Deer liver is often overlooked at specialty markets or discarded by hunters in lieu of more popular venison portions, such as the loin. But deer liver can be quite delicious if it is prepared correctly. Fry sliced deer liver with onions for a hearty meal, or puree cooked livers to create a savory delicacy of liver pate.
Deer Liver And Onions
Cut deer liver and an onion into thin slices. Prepare a simple coating by adding flour and desired seasonings to a shallow dish. Use simple seasonings, such as salt and pepper, or fresh chopped herbs, such as parsley. Dredge the liver slices in the flour mixture, coating both sides evenly to help seal in moisture while cooking.
Over medium heat, melt butter to coat the surface of the skillet, or cook a few strips of bacon and use the bacon grease to cook with instead. Add sliced onions to the skillet and cook them until tender.
Move the onions to the side of the skillet, then add the deer liver slices. Fry the deer liver slices until they are golden brown, about two minutes per side. Remove the liver from the skillet and serve it with the onions on top.
Deer Liver Pate
Soak the deer liver in a bowl of milk for two hours to reduce the gamey flavor. Completely submerge the deer liver in milk and refrigerate while soaking. After about two hours, drain the liver well.
In a large skillet, melt enough butter to coat the surface of the pan over medium-high heat, or cook a few strips of bacon and use the bacon grease to cook with instead. Add the deer liver and seasonings, then sauté it until the liver is browned on the outside, about five minutes. Add onions and garlic or fresh herbs, such as thyme, as you saute.
Remove the skillet from the heat, add a small amount of alcohol like brandy or wine, and return to heat. Continue cooking until most of the alcohol has evaporated and the the liver is cooked through. Remove from the heat and let cool.
Puree the cooled liver in a food processor until smooth. To create a richer finished product, add butter and blend until it reaches the desired consistency. Taste and adjust the seasonings.
Spray a mold with cooking spray and pack the pate into it. Refrigerate overnight or until firm, about six hours.
Remove the pate from mold and serve it with slices of French bread, crackers or toasted pita bread.
- Consumption of undercooked meat increases the likelihood of exposure to foodborne illness. Cook meat to an internal temperature of 145 degrees Fahrenheit.

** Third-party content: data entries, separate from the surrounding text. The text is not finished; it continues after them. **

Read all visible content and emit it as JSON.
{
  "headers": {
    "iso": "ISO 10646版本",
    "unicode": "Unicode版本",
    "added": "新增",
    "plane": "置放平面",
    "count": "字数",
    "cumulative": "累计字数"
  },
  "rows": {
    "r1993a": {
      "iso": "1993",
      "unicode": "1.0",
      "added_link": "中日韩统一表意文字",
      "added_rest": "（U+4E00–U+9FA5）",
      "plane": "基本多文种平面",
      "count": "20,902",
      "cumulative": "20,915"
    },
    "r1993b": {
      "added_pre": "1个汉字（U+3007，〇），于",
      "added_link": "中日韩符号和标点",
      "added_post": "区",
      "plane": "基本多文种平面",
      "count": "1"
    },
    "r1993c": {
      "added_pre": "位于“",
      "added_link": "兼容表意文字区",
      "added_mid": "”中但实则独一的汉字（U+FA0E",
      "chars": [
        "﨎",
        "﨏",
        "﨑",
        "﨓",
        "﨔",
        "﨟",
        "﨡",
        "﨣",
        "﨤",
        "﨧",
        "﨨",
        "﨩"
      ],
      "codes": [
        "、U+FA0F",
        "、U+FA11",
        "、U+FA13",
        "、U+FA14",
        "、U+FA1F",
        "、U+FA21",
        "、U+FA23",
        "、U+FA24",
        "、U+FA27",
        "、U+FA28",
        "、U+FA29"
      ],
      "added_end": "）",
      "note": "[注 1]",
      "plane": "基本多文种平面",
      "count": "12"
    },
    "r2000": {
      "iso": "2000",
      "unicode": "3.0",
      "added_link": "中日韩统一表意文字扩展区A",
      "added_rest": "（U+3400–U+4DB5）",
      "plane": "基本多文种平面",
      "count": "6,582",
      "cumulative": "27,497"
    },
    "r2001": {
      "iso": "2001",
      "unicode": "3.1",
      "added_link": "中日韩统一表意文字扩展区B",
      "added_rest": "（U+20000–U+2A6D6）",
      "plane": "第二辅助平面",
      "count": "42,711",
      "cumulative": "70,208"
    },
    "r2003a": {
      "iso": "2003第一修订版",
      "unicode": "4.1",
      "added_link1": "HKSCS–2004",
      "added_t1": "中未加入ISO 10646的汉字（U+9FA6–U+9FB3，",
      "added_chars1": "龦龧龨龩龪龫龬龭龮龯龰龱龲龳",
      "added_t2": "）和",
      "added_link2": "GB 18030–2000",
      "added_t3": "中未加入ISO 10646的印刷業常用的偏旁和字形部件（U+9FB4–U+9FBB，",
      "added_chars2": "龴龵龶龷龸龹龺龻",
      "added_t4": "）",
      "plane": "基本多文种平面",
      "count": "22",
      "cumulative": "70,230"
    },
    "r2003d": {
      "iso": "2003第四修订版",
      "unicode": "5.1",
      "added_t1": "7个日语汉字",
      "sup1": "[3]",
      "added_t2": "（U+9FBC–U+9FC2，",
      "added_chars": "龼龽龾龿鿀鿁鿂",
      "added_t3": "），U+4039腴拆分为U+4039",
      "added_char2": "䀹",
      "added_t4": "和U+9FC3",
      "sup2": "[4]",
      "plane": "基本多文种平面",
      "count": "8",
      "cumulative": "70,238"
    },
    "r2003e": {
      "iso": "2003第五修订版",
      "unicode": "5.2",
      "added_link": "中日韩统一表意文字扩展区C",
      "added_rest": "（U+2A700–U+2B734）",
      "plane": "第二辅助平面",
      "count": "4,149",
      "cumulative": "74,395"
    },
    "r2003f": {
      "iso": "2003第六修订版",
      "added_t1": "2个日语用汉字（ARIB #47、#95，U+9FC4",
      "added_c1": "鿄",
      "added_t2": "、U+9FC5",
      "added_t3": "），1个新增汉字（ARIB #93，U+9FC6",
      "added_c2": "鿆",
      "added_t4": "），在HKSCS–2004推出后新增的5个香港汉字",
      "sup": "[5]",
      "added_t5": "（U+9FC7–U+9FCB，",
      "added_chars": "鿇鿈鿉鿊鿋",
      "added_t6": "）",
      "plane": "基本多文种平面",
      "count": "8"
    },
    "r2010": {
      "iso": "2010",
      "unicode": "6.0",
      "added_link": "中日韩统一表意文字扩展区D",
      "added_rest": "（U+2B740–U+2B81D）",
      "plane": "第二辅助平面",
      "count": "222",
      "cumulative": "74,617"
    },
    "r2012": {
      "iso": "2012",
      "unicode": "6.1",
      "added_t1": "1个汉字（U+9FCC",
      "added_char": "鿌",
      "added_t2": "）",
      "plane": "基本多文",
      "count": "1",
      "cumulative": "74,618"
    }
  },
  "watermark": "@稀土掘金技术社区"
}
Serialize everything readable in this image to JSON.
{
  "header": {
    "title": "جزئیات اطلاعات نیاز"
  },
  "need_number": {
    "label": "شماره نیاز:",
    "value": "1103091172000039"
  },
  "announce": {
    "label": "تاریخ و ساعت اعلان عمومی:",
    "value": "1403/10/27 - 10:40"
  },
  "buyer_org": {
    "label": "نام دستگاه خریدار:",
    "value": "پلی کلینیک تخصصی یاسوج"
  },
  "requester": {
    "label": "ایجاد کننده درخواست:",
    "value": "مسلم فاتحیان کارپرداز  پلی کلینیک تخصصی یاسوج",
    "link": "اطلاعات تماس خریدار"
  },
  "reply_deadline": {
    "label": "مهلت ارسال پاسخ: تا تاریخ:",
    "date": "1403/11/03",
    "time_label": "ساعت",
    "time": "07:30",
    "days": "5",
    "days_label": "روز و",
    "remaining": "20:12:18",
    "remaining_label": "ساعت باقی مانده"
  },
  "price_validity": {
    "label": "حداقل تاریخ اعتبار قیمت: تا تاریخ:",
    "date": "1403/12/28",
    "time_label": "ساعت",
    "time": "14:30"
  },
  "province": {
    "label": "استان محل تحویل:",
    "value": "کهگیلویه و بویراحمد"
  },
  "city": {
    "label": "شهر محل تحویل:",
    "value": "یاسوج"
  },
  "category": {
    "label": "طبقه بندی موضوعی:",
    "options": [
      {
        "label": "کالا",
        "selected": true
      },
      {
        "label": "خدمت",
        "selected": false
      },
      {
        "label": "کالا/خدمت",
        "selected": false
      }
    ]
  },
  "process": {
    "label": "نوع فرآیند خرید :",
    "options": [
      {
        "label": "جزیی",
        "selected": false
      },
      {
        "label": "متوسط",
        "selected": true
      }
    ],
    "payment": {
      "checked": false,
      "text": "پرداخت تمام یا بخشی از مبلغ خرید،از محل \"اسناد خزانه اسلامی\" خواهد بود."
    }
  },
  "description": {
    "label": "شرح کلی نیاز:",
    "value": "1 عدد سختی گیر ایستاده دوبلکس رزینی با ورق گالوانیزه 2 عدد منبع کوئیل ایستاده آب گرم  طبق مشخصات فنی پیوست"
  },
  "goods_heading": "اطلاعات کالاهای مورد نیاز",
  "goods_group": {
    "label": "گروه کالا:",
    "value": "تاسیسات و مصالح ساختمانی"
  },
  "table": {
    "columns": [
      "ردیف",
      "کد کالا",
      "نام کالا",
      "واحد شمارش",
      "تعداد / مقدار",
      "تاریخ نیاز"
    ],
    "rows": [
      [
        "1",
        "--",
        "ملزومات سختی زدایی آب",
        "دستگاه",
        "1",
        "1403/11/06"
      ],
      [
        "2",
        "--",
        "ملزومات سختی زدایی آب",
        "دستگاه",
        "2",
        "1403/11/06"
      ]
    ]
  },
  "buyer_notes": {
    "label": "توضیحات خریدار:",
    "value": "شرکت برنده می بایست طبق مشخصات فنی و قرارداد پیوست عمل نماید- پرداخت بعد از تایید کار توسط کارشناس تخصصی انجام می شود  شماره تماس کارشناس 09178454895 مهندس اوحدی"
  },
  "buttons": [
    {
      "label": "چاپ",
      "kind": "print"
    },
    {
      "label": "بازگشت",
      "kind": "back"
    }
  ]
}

Christina Kalinowski is a writer from the Twin Cities who began her career in 2011. She contributes food and drink related articles to The Daily Meal. She holds a Master of Arts in sociology from Purdue University.